======== EXERCISE INPUTS ========

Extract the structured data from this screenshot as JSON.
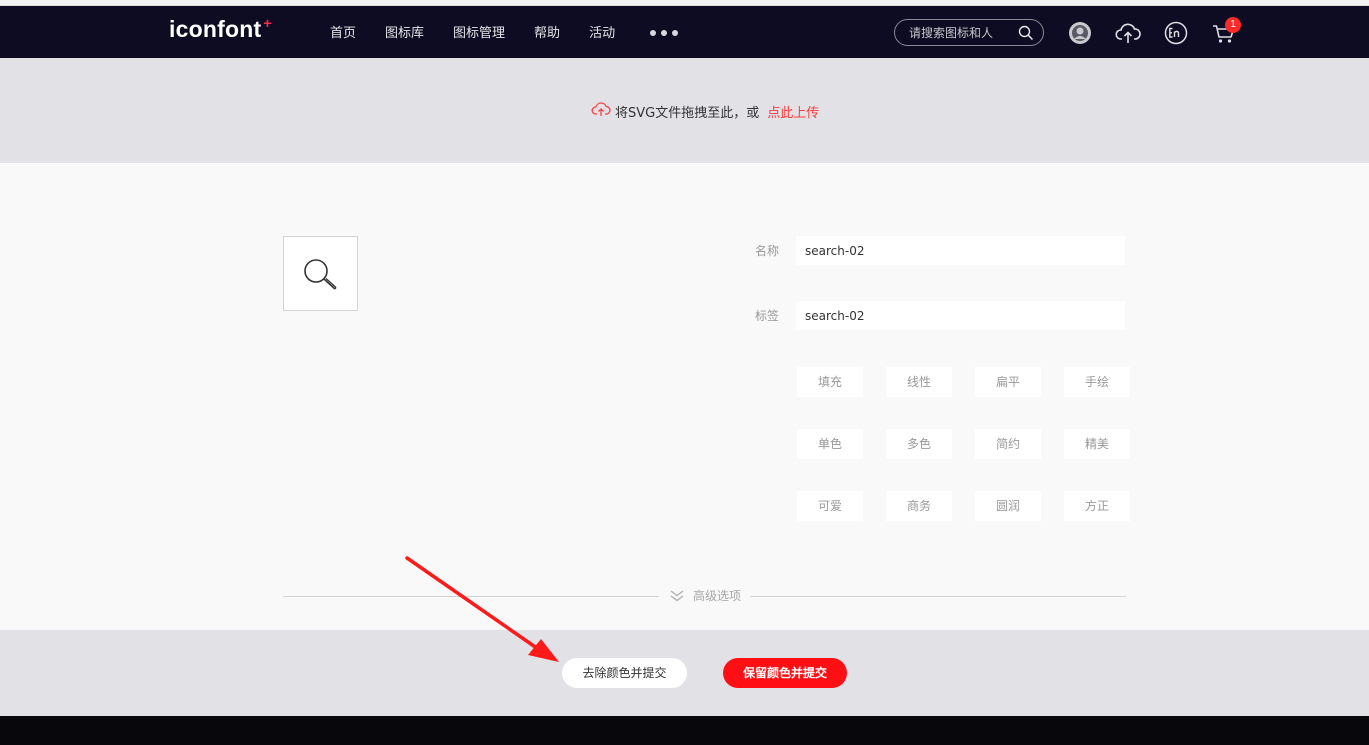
{
  "header": {
    "logo": "iconfont",
    "logo_mark": "+",
    "nav": [
      "首页",
      "图标库",
      "图标管理",
      "帮助",
      "活动"
    ],
    "search_placeholder": "请搜索图标和人",
    "cart_count": "1",
    "icons": [
      "user-avatar-icon",
      "upload-cloud-icon",
      "language-en-icon",
      "cart-icon"
    ]
  },
  "upload": {
    "text": "将SVG文件拖拽至此，或",
    "link": "点此上传"
  },
  "form": {
    "name_label": "名称",
    "name_value": "search-02",
    "tag_label": "标签",
    "tag_value": "search-02",
    "style_tags": [
      [
        "填充",
        "线性",
        "扁平",
        "手绘"
      ],
      [
        "单色",
        "多色",
        "简约",
        "精美"
      ],
      [
        "可爱",
        "商务",
        "圆润",
        "方正"
      ]
    ],
    "advanced": "高级选项"
  },
  "actions": {
    "remove_color_submit": "去除颜色并提交",
    "keep_color_submit": "保留颜色并提交"
  },
  "colors": {
    "header_bg": "#0d0c22",
    "accent_red": "#ff0f14",
    "annotation_arrow": "#ff1a1a"
  }
}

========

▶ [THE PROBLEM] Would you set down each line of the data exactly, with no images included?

▶ [REPLY TO THE EXERCISE]
Extract the structured data from this screenshot as JSON.
{
  "header": {
    "logo": "iconfont",
    "logo_mark": "+",
    "nav": [
      "首页",
      "图标库",
      "图标管理",
      "帮助",
      "活动"
    ],
    "search_placeholder": "请搜索图标和人",
    "cart_count": "1",
    "icons": [
      "user-avatar-icon",
      "upload-cloud-icon",
      "language-en-icon",
      "cart-icon"
    ]
  },
  "upload": {
    "text": "将SVG文件拖拽至此，或",
    "link": "点此上传"
  },
  "form": {
    "name_label": "名称",
    "name_value": "search-02",
    "tag_label": "标签",
    "tag_value": "search-02",
    "style_tags": [
      [
        "填充",
        "线性",
        "扁平",
        "手绘"
      ],
      [
        "单色",
        "多色",
        "简约",
        "精美"
      ],
      [
        "可爱",
        "商务",
        "圆润",
        "方正"
      ]
    ],
    "advanced": "高级选项"
  },
  "actions": {
    "remove_color_submit": "去除颜色并提交",
    "keep_color_submit": "保留颜色并提交"
  },
  "colors": {
    "header_bg": "#0d0c22",
    "accent_red": "#ff0f14",
    "annotation_arrow": "#ff1a1a"
  }
}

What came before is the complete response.